Report each line of the listing below that holds "WEEKNUM".

[GIVEN DATA Boundary: Start]

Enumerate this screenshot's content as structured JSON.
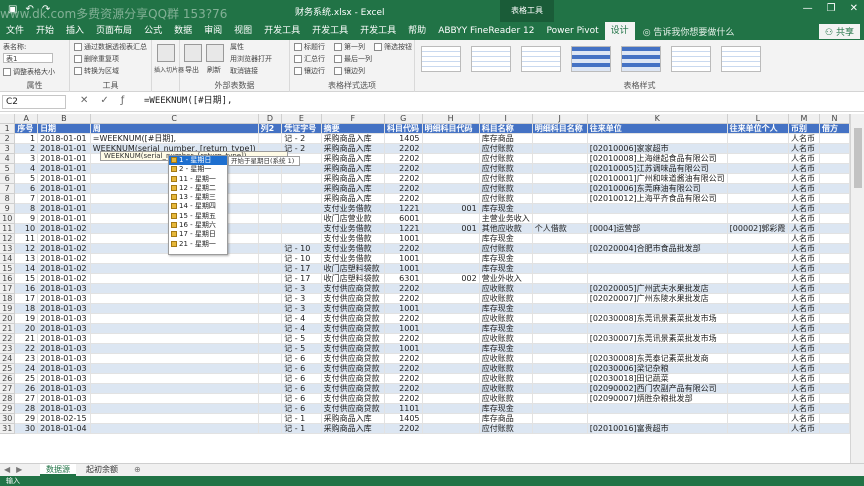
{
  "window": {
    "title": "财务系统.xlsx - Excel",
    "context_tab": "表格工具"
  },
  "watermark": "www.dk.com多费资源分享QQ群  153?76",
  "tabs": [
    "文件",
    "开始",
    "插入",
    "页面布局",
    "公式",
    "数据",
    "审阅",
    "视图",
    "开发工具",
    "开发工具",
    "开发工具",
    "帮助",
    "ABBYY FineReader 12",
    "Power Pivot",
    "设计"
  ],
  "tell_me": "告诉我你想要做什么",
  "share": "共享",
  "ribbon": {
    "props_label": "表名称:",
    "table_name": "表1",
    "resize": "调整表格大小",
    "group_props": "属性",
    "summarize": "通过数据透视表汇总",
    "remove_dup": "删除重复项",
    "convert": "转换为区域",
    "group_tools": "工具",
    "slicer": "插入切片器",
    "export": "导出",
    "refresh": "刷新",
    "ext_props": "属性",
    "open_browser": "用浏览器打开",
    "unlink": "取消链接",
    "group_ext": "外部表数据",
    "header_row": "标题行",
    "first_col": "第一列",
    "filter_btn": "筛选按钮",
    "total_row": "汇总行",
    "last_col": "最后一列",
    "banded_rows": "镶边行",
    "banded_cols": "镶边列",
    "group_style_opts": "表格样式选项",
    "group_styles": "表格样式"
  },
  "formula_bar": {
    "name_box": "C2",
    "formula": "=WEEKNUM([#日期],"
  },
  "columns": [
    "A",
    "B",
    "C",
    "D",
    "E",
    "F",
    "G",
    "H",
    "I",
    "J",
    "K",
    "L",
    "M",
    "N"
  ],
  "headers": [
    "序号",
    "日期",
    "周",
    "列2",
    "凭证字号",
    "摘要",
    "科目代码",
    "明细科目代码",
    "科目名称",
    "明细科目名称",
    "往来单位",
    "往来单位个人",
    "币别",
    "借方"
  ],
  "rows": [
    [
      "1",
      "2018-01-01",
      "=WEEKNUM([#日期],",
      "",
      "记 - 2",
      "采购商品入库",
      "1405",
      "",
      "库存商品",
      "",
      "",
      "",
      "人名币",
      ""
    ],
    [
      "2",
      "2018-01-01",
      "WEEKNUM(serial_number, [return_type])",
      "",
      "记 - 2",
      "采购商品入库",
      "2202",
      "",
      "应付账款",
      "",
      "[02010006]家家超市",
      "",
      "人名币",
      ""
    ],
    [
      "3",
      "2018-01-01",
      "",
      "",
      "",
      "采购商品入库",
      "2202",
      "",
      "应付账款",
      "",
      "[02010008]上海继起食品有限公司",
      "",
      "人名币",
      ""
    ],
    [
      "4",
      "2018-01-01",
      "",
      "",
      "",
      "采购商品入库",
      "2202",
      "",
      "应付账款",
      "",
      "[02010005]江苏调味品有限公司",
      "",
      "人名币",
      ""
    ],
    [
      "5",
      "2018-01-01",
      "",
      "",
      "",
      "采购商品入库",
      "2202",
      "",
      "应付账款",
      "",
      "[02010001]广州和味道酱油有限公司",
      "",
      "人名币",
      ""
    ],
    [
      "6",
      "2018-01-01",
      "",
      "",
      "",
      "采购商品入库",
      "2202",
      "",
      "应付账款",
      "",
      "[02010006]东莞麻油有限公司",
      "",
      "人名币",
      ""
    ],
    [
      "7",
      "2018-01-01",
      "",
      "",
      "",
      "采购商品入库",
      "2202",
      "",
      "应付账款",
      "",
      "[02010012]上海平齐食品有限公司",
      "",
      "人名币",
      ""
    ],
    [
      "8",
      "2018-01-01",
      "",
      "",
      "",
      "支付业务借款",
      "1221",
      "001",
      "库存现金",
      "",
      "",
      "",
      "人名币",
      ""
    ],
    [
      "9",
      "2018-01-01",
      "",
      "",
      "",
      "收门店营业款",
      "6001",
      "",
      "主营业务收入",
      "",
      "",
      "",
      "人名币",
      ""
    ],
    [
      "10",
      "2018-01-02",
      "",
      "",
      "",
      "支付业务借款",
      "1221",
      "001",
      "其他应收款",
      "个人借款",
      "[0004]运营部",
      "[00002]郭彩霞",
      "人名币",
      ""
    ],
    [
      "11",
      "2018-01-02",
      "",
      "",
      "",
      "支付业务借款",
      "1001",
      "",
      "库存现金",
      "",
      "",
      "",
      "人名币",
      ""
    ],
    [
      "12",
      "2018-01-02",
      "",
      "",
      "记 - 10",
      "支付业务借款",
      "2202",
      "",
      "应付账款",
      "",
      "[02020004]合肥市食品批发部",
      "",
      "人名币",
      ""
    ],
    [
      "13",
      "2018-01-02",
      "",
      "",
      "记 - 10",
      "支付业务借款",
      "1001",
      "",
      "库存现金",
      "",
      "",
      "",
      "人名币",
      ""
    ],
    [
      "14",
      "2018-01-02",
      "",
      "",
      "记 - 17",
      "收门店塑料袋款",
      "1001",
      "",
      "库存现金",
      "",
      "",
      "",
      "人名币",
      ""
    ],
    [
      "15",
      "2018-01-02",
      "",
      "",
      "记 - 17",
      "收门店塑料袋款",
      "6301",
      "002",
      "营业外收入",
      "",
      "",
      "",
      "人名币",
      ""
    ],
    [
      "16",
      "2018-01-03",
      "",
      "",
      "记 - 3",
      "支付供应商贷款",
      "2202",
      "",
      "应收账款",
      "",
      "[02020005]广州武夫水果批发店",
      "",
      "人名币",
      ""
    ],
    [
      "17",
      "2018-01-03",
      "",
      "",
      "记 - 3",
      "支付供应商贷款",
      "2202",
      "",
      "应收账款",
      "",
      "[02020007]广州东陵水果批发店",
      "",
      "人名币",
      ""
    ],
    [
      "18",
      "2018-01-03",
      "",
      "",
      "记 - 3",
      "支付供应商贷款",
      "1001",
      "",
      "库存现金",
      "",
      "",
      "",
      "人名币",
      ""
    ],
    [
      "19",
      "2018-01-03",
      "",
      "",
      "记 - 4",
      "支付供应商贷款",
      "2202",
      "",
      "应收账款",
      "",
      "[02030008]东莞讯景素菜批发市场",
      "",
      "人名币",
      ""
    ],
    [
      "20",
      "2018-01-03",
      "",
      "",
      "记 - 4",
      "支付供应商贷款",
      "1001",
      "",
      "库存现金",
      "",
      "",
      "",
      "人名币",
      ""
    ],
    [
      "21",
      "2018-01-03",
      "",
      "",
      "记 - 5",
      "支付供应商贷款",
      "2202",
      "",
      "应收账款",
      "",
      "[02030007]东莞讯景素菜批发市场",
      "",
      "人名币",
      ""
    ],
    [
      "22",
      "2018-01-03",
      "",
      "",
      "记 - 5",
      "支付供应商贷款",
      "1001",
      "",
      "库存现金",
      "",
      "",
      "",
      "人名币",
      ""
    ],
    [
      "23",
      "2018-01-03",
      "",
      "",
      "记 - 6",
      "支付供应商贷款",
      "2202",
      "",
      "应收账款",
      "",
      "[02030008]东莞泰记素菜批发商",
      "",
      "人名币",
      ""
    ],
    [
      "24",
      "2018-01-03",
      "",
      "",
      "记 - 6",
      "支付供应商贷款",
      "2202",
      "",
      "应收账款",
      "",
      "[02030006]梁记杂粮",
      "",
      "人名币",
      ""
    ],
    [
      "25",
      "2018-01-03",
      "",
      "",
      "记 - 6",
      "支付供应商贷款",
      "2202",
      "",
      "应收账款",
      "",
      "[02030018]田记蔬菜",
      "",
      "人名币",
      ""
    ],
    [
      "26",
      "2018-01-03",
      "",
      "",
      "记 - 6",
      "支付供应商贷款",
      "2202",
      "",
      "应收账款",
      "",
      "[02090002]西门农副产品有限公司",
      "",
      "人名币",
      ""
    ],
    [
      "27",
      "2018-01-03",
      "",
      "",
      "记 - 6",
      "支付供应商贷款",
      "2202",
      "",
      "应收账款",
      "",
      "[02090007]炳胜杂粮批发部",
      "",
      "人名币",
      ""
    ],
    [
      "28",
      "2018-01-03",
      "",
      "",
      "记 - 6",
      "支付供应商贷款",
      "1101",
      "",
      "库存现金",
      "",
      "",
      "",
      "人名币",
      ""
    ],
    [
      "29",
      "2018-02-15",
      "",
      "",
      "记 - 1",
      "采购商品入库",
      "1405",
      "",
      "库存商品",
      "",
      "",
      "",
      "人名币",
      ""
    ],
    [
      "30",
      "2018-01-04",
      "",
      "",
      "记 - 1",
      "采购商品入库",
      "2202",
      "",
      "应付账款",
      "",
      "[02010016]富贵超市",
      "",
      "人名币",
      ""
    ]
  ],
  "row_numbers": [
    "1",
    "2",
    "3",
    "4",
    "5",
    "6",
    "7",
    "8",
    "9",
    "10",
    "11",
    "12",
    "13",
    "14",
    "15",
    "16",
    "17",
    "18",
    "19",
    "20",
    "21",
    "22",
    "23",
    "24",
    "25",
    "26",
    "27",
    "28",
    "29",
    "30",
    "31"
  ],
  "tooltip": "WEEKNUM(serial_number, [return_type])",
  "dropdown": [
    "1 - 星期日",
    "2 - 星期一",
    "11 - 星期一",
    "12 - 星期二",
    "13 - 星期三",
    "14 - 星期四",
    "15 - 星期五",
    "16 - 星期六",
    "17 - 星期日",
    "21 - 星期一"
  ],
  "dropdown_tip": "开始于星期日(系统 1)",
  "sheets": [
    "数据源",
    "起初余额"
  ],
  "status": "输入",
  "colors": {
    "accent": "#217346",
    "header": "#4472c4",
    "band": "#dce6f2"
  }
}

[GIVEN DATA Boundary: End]
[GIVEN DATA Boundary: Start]

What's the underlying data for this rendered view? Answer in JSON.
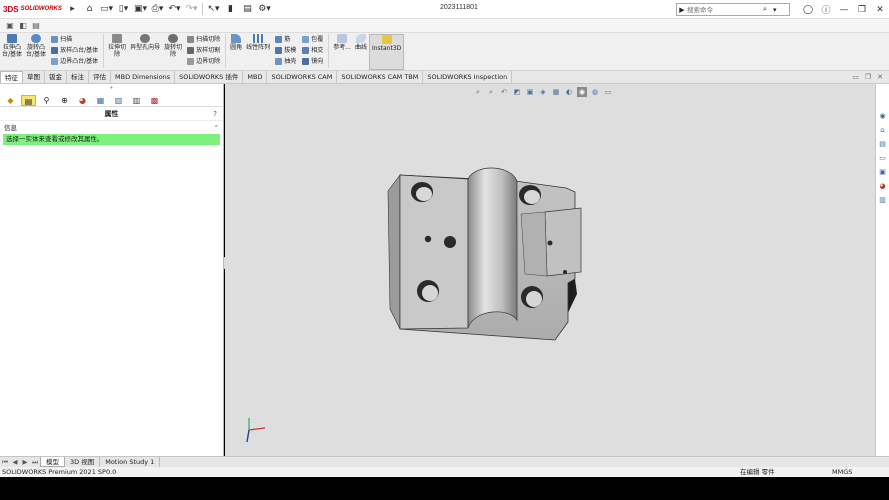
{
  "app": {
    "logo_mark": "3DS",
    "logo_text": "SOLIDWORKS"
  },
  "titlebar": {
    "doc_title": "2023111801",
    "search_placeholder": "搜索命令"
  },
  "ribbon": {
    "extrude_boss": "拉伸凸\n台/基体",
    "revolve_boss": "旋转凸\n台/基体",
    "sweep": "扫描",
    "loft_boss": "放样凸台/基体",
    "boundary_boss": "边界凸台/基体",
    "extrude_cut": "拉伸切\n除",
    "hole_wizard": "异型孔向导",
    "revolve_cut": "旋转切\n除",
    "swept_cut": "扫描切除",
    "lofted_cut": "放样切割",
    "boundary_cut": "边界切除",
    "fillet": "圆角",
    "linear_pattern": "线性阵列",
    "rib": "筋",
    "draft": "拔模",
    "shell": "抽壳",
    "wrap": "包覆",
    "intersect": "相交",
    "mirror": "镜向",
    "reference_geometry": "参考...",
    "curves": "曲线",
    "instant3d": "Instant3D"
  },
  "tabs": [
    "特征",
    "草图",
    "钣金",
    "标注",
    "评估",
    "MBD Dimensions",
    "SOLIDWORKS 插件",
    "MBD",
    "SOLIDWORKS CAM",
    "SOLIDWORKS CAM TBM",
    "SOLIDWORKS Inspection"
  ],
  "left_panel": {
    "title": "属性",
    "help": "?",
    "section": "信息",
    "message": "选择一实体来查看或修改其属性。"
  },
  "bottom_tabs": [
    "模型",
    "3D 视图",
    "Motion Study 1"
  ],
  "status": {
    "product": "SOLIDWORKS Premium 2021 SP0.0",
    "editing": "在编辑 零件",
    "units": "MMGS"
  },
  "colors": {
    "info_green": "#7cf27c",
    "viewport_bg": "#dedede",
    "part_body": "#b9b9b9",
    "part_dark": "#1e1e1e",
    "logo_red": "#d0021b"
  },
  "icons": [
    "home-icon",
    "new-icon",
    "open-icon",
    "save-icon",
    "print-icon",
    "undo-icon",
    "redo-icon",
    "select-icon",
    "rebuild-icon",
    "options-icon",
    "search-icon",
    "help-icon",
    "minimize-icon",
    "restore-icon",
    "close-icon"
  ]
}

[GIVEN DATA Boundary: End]

### SOLVED EXERCISE
    "formula": "=WEEKNUM([#日期],"
      "=WEEKNUM([#日期],",
      "WEEKNUM(serial_number, [return_type])",
  "tooltip": "WEEKNUM(serial_number, [return_type])",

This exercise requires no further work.